Terry doesn’t react with anger, but heartbreak and disappointment. As Brando softly pushes the gun away and then picks the lint off his pants, we can see the motivation for his famous speech, and when it comes it crashes on us and crushes us with the weight of a ruined relationship between two brothers.
Terry testifies and then goes to confront Johnny. Johnny and his men circle up and beat Terry, but the damage has been done. The longshoremen won’t go to work unless Terry works.
The mixture of Terry’s stumbling walk cut with the in-and-out-of-focus point of view shot bring this moment home. It’s a great choice that puts the viewer into Terry’s shoes for his final victory.
I find it striking that Kazan’s testimony before HUAC, and his willingness to participate in the hysteria and fear mongering of the time, could inspire such a powerful film as “On the Waterfront.” Though reviled by many in Hollywood, Kazan’s film would win an impressive eight Academy Awards including Best Director.

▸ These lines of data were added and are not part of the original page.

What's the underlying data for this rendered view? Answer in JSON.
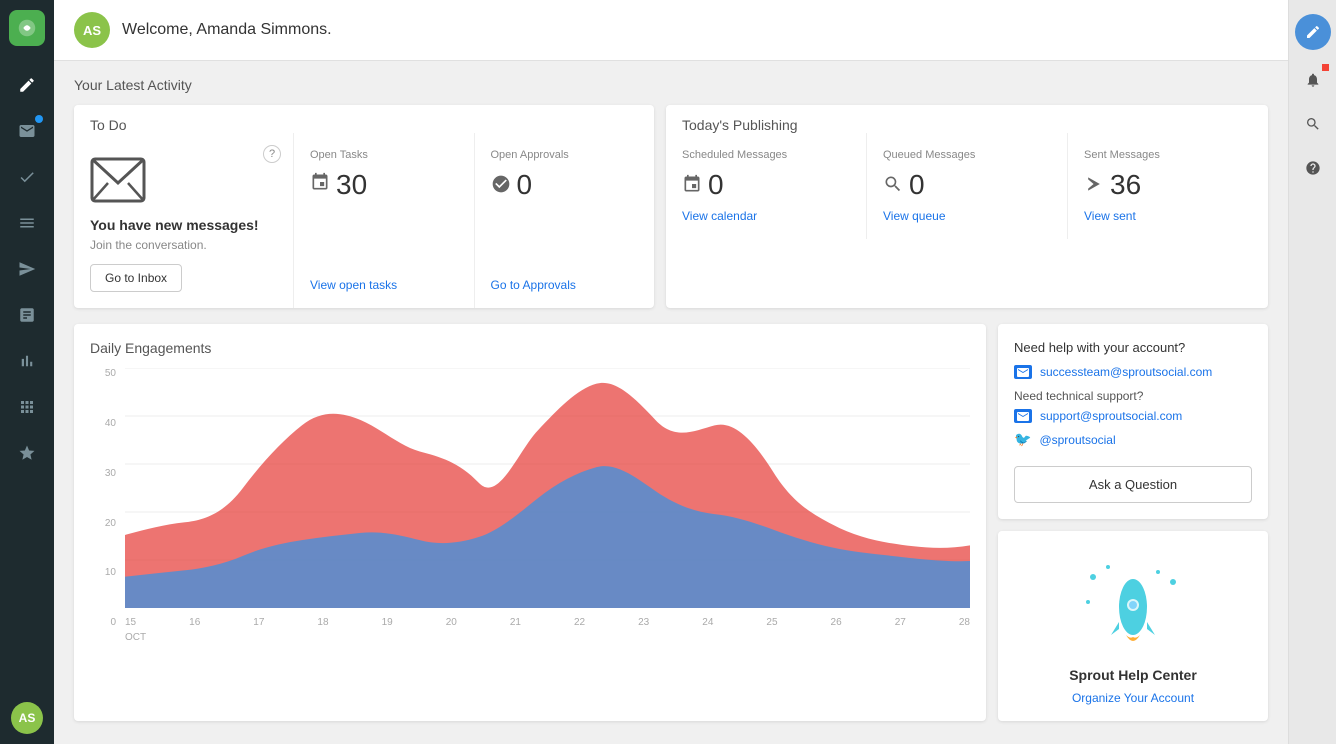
{
  "header": {
    "welcome_text": "Welcome, Amanda Simmons.",
    "avatar_initials": "AS"
  },
  "sidebar": {
    "logo_label": "Sprout Social",
    "items": [
      {
        "id": "compose",
        "icon": "✏",
        "label": "Compose",
        "active": false
      },
      {
        "id": "inbox",
        "icon": "✉",
        "label": "Inbox",
        "active": true,
        "badge": "red"
      },
      {
        "id": "tasks",
        "icon": "☑",
        "label": "Tasks",
        "active": false
      },
      {
        "id": "publishing",
        "icon": "≡",
        "label": "Publishing",
        "active": false
      },
      {
        "id": "send",
        "icon": "➤",
        "label": "Send",
        "active": false
      },
      {
        "id": "analytics",
        "icon": "▦",
        "label": "Analytics",
        "active": false
      },
      {
        "id": "reports",
        "icon": "📊",
        "label": "Reports",
        "active": false
      },
      {
        "id": "apps",
        "icon": "⊞",
        "label": "Apps",
        "active": false
      },
      {
        "id": "star",
        "icon": "★",
        "label": "Favorites",
        "active": false
      }
    ]
  },
  "action_bar": {
    "compose_label": "Compose",
    "notifications_label": "Notifications",
    "search_label": "Search",
    "help_label": "Help"
  },
  "activity": {
    "section_title": "Your Latest Activity",
    "todo": {
      "card_title": "To Do",
      "inbox": {
        "title": "You have new messages!",
        "subtitle": "Join the conversation.",
        "button_label": "Go to Inbox"
      },
      "open_tasks": {
        "label": "Open Tasks",
        "value": "30",
        "link": "View open tasks"
      },
      "open_approvals": {
        "label": "Open Approvals",
        "value": "0",
        "link": "Go to Approvals"
      }
    },
    "publishing": {
      "card_title": "Today's Publishing",
      "scheduled": {
        "label": "Scheduled Messages",
        "value": "0",
        "link": "View calendar"
      },
      "queued": {
        "label": "Queued Messages",
        "value": "0",
        "link": "View queue"
      },
      "sent": {
        "label": "Sent Messages",
        "value": "36",
        "link": "View sent"
      }
    }
  },
  "chart": {
    "title": "Daily Engagements",
    "y_labels": [
      "0",
      "10",
      "20",
      "30",
      "40",
      "50"
    ],
    "x_labels": [
      "15",
      "16",
      "17",
      "18",
      "19",
      "20",
      "21",
      "22",
      "23",
      "24",
      "25",
      "26",
      "27",
      "28"
    ],
    "x_sub_label": "OCT"
  },
  "help": {
    "account_help_title": "Need help with your account?",
    "success_email": "successteam@sproutsocial.com",
    "technical_support_title": "Need technical support?",
    "support_email": "support@sproutsocial.com",
    "twitter_handle": "@sproutsocial",
    "ask_button_label": "Ask a Question",
    "help_center_title": "Sprout Help Center",
    "help_center_link": "Organize Your Account"
  }
}
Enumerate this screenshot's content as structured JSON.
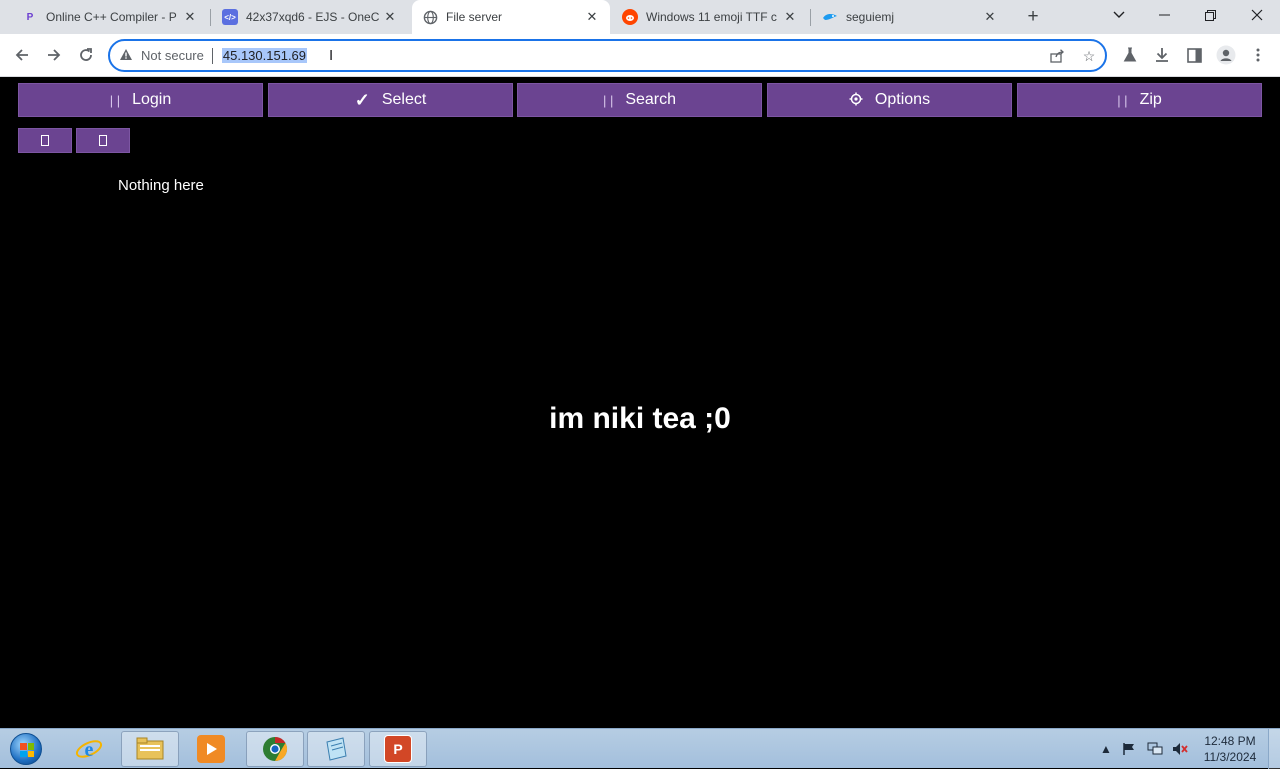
{
  "browser": {
    "tabs": [
      {
        "title": "Online C++ Compiler - P",
        "favicon": "P",
        "favicon_color": "#6c3fd1"
      },
      {
        "title": "42x37xqd6 - EJS - OneC",
        "favicon": "</>",
        "favicon_color": "#5b6fe0"
      },
      {
        "title": "File server",
        "favicon": "globe-icon",
        "favicon_color": "#5f6368"
      },
      {
        "title": "Windows 11 emoji TTF c",
        "favicon": "reddit-icon",
        "favicon_color": "#ff4500"
      },
      {
        "title": "seguiemj",
        "favicon": "bird-icon",
        "favicon_color": "#1d9bf0"
      }
    ],
    "active_tab_index": 2,
    "address_bar": {
      "security_label": "Not secure",
      "url": "45.130.151.69"
    }
  },
  "page": {
    "nav_buttons": [
      {
        "label": "Login",
        "icon": "placeholder-glyph-icon"
      },
      {
        "label": "Select",
        "icon": "check-icon"
      },
      {
        "label": "Search",
        "icon": "placeholder-glyph-icon"
      },
      {
        "label": "Options",
        "icon": "gear-icon"
      },
      {
        "label": "Zip",
        "icon": "placeholder-glyph-icon"
      }
    ],
    "empty_message": "Nothing here",
    "tagline": "im niki tea ;0",
    "accent_color": "#6b4491"
  },
  "taskbar": {
    "clock_time": "12:48 PM",
    "clock_date": "11/3/2024"
  }
}
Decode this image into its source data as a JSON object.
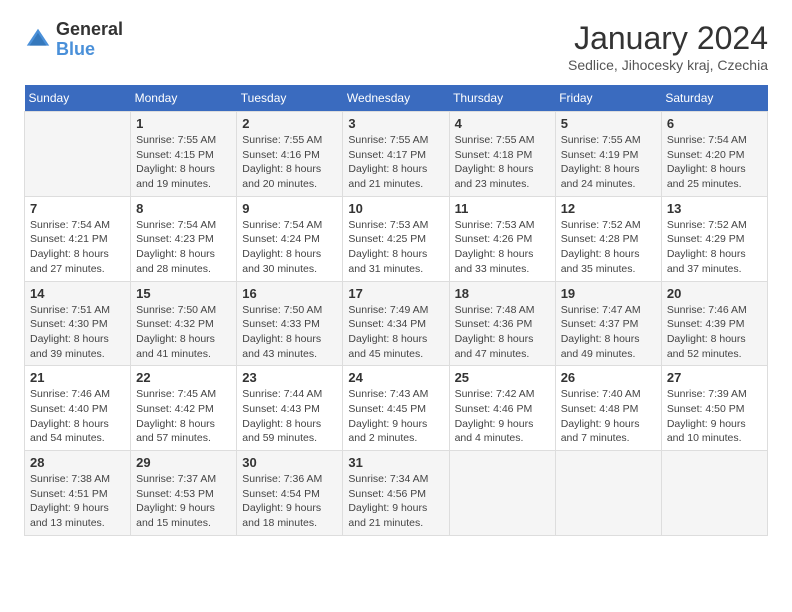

Perhaps Hollywood on occasion can make the distinction between the art and the artist.
A powerful film that again showcases the exceptional ability of a young Marlon Brando, “On the Waterfront” is well placed just inside the top twenty.
Up next #18 “The General” (1927)
For links to #20-29, click on 1 Year, 100 Movies #20 It’s a Wonderful Life (1946)
For links to #30-39, click on 1 Year, 100 Movies #30 Apocalypse Now (1979)
For links to #40-49, click on 1 Year, 100 Movies #40 The Sound of Music (1965)
For links to #50-59, click on 1 Year, 100 Movies #50 The Lord of the Rings: Fellowship of the Ring (2001)
For links to #60 – 69, click on 1 Year, 100 Movies #60 Duck Soup (1933)
For links to #70 – 79, click on 1 Year, 100 Movies #70 A Clockwork Orange (1971)
For links to #80 – 89, click on 1 Year, 100 Movies #80 The Apartment (1960)
For links to #90 – 100, click on 1 Year, 100 Movies #90 Swing Time (1936)